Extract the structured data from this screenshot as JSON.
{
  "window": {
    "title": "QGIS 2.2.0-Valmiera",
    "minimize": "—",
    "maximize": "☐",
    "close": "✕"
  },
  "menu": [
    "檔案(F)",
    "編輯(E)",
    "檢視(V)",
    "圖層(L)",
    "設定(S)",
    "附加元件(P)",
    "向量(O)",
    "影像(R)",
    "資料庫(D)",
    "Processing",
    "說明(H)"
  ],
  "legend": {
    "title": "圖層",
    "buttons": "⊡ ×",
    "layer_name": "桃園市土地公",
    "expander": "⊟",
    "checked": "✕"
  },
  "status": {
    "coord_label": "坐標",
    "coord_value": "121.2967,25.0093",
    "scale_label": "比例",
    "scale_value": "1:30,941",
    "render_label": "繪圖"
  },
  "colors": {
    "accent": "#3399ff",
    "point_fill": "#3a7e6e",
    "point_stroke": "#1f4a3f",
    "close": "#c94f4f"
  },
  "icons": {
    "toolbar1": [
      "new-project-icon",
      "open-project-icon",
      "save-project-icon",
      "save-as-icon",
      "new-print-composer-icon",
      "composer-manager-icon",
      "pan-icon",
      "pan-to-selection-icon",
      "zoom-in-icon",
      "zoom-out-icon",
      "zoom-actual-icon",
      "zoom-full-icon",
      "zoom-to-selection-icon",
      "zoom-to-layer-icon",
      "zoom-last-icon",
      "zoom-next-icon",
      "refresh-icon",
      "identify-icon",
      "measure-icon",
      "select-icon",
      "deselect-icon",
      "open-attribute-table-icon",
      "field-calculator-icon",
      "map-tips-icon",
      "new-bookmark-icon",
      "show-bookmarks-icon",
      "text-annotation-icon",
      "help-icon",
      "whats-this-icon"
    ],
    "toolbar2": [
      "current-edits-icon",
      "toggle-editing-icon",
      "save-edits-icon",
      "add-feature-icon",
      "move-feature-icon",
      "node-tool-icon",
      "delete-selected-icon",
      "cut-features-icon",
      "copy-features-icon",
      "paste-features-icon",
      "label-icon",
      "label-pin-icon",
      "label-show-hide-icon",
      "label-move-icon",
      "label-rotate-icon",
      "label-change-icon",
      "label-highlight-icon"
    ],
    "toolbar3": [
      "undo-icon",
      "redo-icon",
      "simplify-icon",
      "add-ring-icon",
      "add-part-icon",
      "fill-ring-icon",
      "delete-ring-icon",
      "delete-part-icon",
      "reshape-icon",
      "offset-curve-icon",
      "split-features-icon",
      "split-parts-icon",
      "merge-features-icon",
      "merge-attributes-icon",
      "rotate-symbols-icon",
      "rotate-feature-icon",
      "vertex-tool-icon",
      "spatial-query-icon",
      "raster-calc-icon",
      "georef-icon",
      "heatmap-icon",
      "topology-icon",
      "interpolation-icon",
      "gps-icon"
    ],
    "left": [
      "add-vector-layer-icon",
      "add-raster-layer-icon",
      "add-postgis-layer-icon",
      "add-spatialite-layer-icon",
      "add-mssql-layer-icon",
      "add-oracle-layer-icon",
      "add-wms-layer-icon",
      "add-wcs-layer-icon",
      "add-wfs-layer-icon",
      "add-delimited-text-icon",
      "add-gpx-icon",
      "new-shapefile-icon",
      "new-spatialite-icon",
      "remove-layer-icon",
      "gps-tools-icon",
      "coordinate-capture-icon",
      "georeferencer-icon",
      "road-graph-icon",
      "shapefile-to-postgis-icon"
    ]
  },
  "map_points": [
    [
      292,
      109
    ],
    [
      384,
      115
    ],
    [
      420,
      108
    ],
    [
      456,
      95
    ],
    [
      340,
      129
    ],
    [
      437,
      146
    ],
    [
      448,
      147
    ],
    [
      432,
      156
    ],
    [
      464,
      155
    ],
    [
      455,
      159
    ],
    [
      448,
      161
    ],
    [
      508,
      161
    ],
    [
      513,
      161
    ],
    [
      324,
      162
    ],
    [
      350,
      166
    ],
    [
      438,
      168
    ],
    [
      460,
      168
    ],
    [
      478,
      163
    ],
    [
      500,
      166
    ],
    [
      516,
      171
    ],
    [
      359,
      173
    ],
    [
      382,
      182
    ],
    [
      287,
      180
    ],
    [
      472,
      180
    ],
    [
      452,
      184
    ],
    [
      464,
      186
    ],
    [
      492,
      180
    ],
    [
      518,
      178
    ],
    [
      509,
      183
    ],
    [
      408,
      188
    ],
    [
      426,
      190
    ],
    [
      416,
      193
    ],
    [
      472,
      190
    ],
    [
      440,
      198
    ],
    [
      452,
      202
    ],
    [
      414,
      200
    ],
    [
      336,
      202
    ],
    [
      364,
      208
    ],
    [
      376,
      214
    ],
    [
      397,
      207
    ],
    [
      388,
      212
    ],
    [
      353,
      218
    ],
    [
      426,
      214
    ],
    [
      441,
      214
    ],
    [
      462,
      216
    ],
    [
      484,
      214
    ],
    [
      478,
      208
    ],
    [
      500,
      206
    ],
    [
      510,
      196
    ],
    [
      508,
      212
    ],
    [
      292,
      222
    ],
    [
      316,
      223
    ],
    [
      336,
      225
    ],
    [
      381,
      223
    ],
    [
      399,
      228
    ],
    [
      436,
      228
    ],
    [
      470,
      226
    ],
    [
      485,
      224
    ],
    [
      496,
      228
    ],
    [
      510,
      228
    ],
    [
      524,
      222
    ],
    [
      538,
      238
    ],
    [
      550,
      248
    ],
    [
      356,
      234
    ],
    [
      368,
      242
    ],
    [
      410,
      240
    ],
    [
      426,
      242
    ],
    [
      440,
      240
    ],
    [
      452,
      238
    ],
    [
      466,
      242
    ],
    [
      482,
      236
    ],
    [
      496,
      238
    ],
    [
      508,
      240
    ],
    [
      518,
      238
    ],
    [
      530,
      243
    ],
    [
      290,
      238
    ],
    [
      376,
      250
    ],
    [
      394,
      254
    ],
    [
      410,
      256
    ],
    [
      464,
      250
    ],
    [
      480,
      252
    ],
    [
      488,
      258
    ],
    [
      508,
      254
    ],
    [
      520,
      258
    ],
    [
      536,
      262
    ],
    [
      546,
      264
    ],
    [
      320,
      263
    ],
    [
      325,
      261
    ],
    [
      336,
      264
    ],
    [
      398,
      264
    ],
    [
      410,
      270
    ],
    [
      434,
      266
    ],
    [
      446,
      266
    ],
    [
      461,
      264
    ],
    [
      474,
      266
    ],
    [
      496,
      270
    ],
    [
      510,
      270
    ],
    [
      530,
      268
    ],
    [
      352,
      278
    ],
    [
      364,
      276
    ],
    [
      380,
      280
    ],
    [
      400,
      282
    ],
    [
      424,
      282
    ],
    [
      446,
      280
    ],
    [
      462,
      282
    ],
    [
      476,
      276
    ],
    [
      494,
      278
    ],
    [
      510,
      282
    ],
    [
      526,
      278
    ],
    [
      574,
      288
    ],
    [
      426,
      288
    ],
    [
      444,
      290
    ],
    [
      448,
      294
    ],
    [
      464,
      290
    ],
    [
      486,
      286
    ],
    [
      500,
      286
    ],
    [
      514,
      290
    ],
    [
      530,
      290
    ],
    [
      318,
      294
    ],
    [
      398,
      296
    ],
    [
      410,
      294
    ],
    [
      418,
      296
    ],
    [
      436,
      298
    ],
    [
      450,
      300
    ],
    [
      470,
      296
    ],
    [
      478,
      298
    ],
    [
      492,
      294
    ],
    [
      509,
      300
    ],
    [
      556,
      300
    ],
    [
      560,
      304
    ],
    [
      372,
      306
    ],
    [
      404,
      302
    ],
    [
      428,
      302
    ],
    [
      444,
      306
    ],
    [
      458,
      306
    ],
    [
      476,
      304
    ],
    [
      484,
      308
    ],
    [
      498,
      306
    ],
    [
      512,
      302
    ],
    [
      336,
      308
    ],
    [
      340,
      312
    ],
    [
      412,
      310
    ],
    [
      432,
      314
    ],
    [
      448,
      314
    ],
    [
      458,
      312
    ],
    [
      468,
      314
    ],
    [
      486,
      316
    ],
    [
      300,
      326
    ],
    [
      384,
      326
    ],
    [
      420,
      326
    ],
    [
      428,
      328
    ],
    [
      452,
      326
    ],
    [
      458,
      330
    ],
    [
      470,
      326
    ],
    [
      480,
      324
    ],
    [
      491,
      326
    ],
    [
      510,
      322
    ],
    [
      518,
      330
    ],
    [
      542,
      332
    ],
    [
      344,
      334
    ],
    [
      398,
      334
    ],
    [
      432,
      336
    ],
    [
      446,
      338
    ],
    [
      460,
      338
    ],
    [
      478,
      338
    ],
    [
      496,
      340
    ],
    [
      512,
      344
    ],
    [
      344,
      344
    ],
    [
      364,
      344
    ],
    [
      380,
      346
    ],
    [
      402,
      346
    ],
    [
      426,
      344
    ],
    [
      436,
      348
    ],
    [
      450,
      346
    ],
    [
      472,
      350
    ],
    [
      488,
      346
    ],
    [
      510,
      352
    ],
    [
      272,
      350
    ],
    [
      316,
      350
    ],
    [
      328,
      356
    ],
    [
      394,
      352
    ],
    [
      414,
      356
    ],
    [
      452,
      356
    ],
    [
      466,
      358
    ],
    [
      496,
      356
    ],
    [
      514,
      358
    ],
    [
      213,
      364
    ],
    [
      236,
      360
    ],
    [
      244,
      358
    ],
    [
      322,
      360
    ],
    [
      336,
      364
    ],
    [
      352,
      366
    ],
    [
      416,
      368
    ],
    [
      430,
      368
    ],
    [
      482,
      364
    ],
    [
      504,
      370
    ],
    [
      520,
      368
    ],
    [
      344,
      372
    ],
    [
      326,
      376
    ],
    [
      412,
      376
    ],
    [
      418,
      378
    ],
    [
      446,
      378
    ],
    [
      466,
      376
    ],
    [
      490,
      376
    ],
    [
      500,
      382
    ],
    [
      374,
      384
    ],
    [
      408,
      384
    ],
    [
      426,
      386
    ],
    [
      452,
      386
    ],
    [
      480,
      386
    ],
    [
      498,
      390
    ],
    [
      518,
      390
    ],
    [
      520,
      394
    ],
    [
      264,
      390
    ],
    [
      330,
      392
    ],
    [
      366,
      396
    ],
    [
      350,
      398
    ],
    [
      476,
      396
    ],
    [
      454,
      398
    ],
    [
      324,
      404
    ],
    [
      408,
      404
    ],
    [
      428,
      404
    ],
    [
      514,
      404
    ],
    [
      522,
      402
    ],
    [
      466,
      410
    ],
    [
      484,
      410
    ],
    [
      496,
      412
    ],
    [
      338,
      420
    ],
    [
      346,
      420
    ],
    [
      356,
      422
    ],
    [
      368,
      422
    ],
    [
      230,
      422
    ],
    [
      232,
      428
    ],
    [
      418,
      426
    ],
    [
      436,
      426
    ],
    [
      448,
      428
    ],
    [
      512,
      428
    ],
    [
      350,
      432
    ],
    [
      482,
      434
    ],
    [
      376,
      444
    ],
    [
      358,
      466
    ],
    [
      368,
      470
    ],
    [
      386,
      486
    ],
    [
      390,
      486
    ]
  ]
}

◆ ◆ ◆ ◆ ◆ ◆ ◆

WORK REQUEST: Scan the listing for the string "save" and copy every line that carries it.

REPLY TO THE EXERCISE:
      "save-project-icon",
      "save-as-icon",
      "save-edits-icon",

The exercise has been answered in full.